People drinking on a rooftop bar.
Image by Celeste Fontein.

What do businesses think of the strategy? 

Sustainability Manager at Sustainability Trust and member of Waste Free Welly Polly Griffiths, sees the strategy as a chance to tackle global issues.

“To meet the big challenges of our time, we need an economic strategy that sees the need for a change and moves people away from business as usual. 

My hope is that the strategy will connect how important zero waste strategies are for climate action and community resilience. That it provides support for the collaboration and knowledge transfer that will enable greater ways of working, based around circular economy principles.”

Wellington City Youth Councillor Nīkau Edmond-Smaill can see the how the strategy can change the future careers of young people.

“Currently, as seen in the strategy, many young people end up moving away from Wellington once they finish either High School or University. This is not necessarily because they want to leave, but because there is a lack of entry-level job opportunities. 

“The new strategy aims to combat this in positive ways, including more opportunities for students in a number of areas, and partnering with groups (including schools, government agencies, and mana whenua) to support young people into their chosen career pathways. If all this can be achieved, I believe that Wellington can become an even better place for young people to live.”

Students working on a project.
Image from Victoria University.

Team Leader for Strategy at Wellington City Council Kerryn Merriman, says that businesses in Wellington are ready for a change. 

“I discovered a willingness in our city to do this, which is how we’ve been able to come up with a strategy that is quite progressive and forward thinking.

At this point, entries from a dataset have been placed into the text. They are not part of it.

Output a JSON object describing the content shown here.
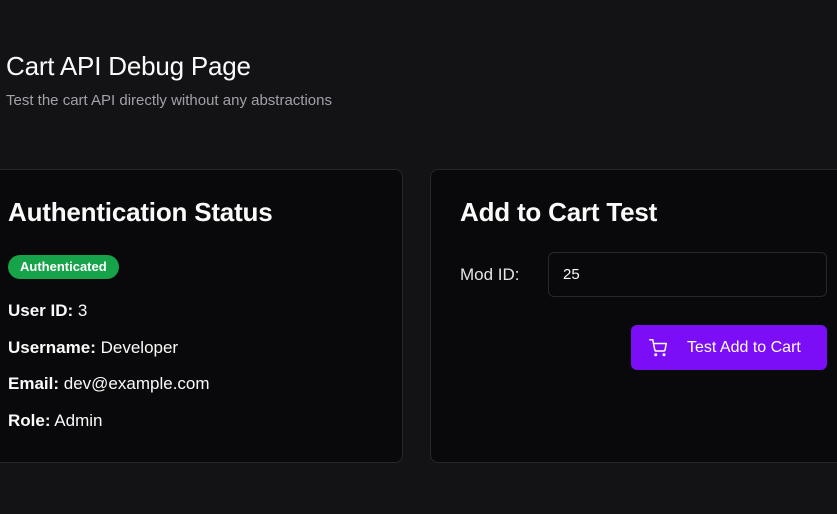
{
  "header": {
    "title": "Cart API Debug Page",
    "subtitle": "Test the cart API directly without any abstractions"
  },
  "auth_card": {
    "title": "Authentication Status",
    "badge": "Authenticated",
    "user_id_label": "User ID:",
    "user_id": "3",
    "username_label": "Username:",
    "username": "Developer",
    "email_label": "Email:",
    "email": "dev@example.com",
    "role_label": "Role:",
    "role": "Admin"
  },
  "cart_card": {
    "title": "Add to Cart Test",
    "mod_id_label": "Mod ID:",
    "mod_id_value": "25",
    "button_label": "Test Add to Cart",
    "button_icon": "shopping-cart-icon"
  },
  "colors": {
    "background": "#131315",
    "card": "#09090b",
    "badge_green": "#16a34a",
    "accent_purple": "#7c0ef7"
  }
}
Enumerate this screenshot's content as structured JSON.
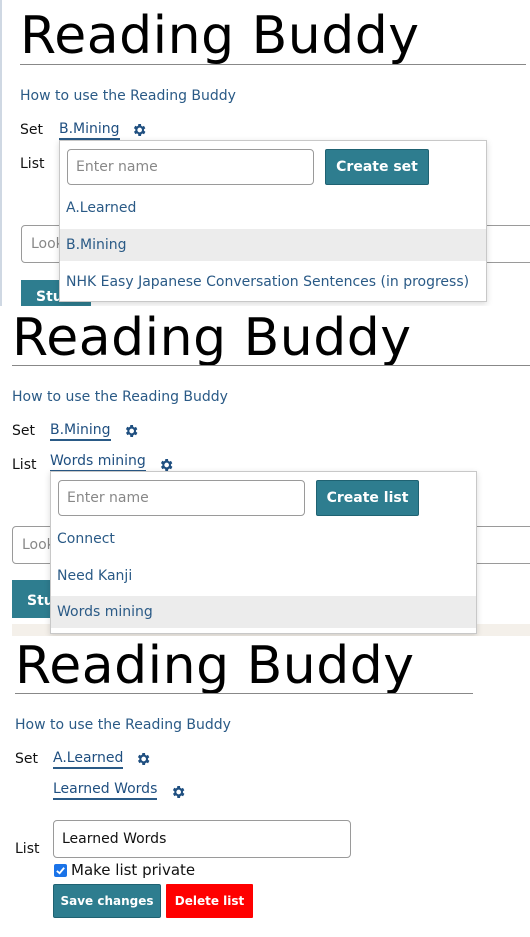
{
  "app": {
    "title": "Reading Buddy",
    "help_link": "How to use the Reading Buddy"
  },
  "labels": {
    "set": "Set",
    "list": "List"
  },
  "panel1": {
    "selected_set": "B.Mining",
    "dropdown": {
      "placeholder": "Enter name",
      "create_label": "Create set",
      "items": [
        {
          "label": "A.Learned"
        },
        {
          "label": "B.Mining",
          "active": true
        },
        {
          "label": "NHK Easy Japanese Conversation Sentences (in progress)"
        }
      ]
    },
    "lookup_partial": "Look",
    "study_partial": "Stu"
  },
  "panel2": {
    "selected_set": "B.Mining",
    "selected_list": "Words mining",
    "dropdown": {
      "placeholder": "Enter name",
      "create_label": "Create list",
      "items": [
        {
          "label": "Connect"
        },
        {
          "label": "Need Kanji"
        },
        {
          "label": "Words mining",
          "active": true
        }
      ]
    },
    "lookup_partial": "Look",
    "study_partial": "Stu"
  },
  "panel3": {
    "selected_set": "A.Learned",
    "selected_list": "Learned Words",
    "list_name_value": "Learned Words",
    "private_checkbox": {
      "label": "Make list private",
      "checked": true
    },
    "save_label": "Save changes",
    "delete_label": "Delete list"
  },
  "colors": {
    "accent": "#2e7d8f",
    "link": "#2a5a86",
    "danger": "#ff0000"
  }
}
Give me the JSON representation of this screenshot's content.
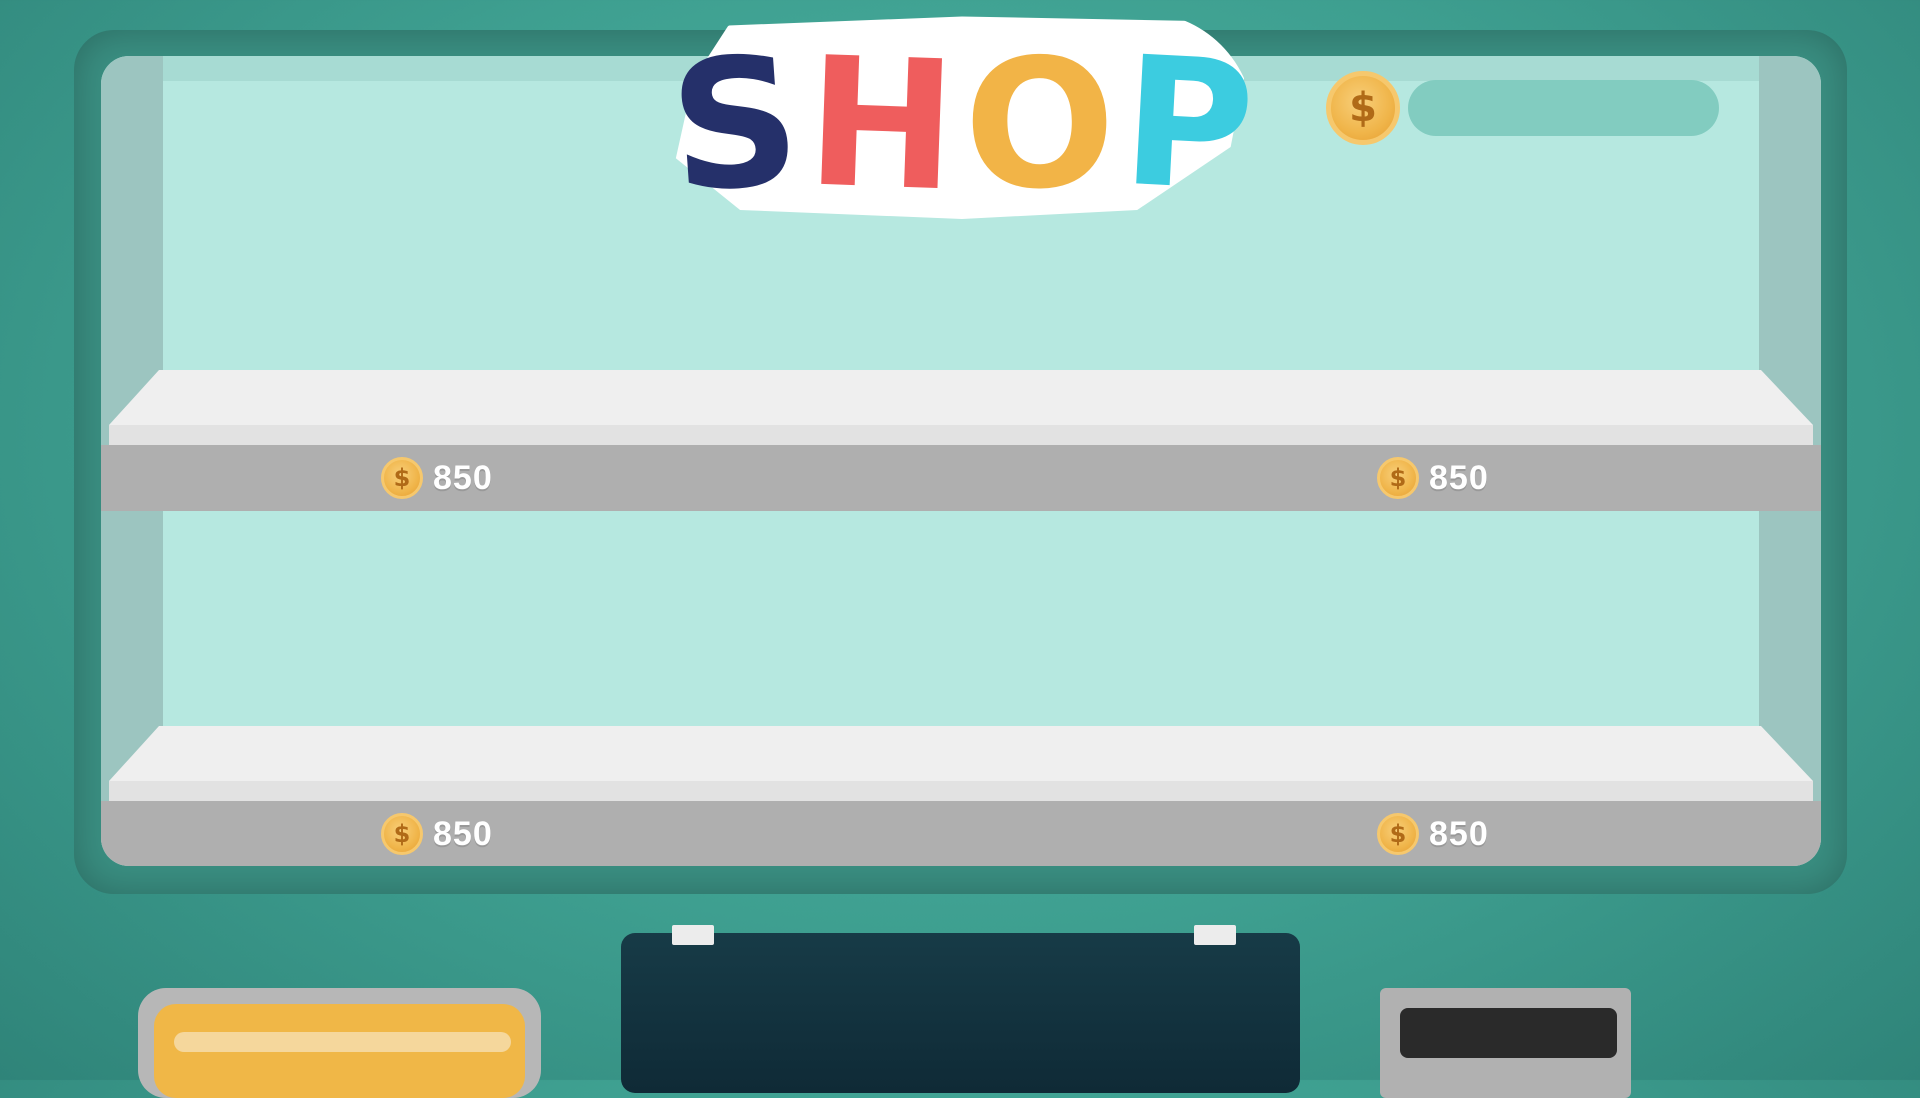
{
  "title": {
    "letters": [
      "S",
      "H",
      "O",
      "P"
    ]
  },
  "balance": {
    "value": ""
  },
  "coin_icon": "$",
  "shelves": [
    {
      "prices": [
        "850",
        "850"
      ]
    },
    {
      "prices": [
        "850",
        "850"
      ]
    }
  ],
  "colors": {
    "title_s": "#25306a",
    "title_h": "#ef5d5d",
    "title_o": "#f2b447",
    "title_p": "#3ccce0",
    "coin": "#f0b54a",
    "background": "#3e9f90"
  }
}
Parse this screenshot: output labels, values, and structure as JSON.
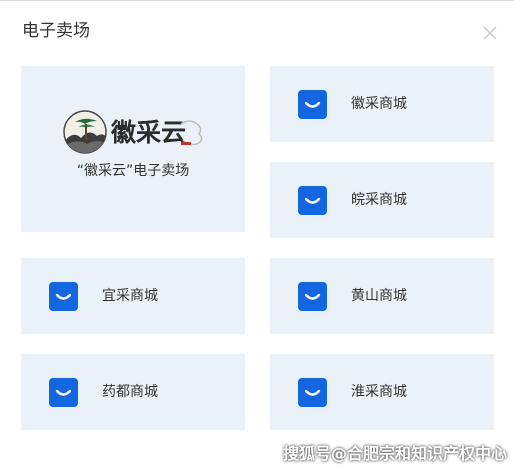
{
  "dialog": {
    "title": "电子卖场"
  },
  "featured": {
    "logo_text": "徽采云",
    "label": "“徽采云”电子卖场"
  },
  "stores": [
    {
      "label": "徽采商城"
    },
    {
      "label": "皖采商城"
    },
    {
      "label": "宜采商城"
    },
    {
      "label": "黄山商城"
    },
    {
      "label": "药都商城"
    },
    {
      "label": "淮采商城"
    }
  ],
  "watermark": "搜狐号@合肥宗和知识产权中心",
  "colors": {
    "card_bg": "#ebf1f8",
    "icon_blue": "#1266e0",
    "text": "#333333"
  },
  "icons": {
    "close": "close-icon",
    "store": "shopping-bag-icon",
    "logo": "landscape-pine-logo"
  }
}
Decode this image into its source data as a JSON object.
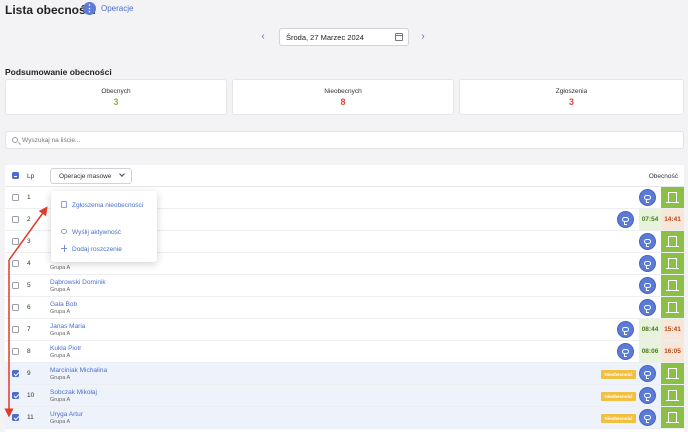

We’ve been able to see where we can support businesses and make shifts that will flow through to the next level of things, like how our waste system works, and what can the Council do to enable people to run their businesses how they want it to work.”

The voices of local businesses are at the core of the strategy, with their experiences guiding the way it was developed, says Kerryn.

“We had many conversations with businesses throughout the whole process so we can understand how different sectors are involved. 

"By doing this, we can figure out how to tackle the future in a unique, Wellington way.”

Read the Economic Wellbeing Strategy and Action Plan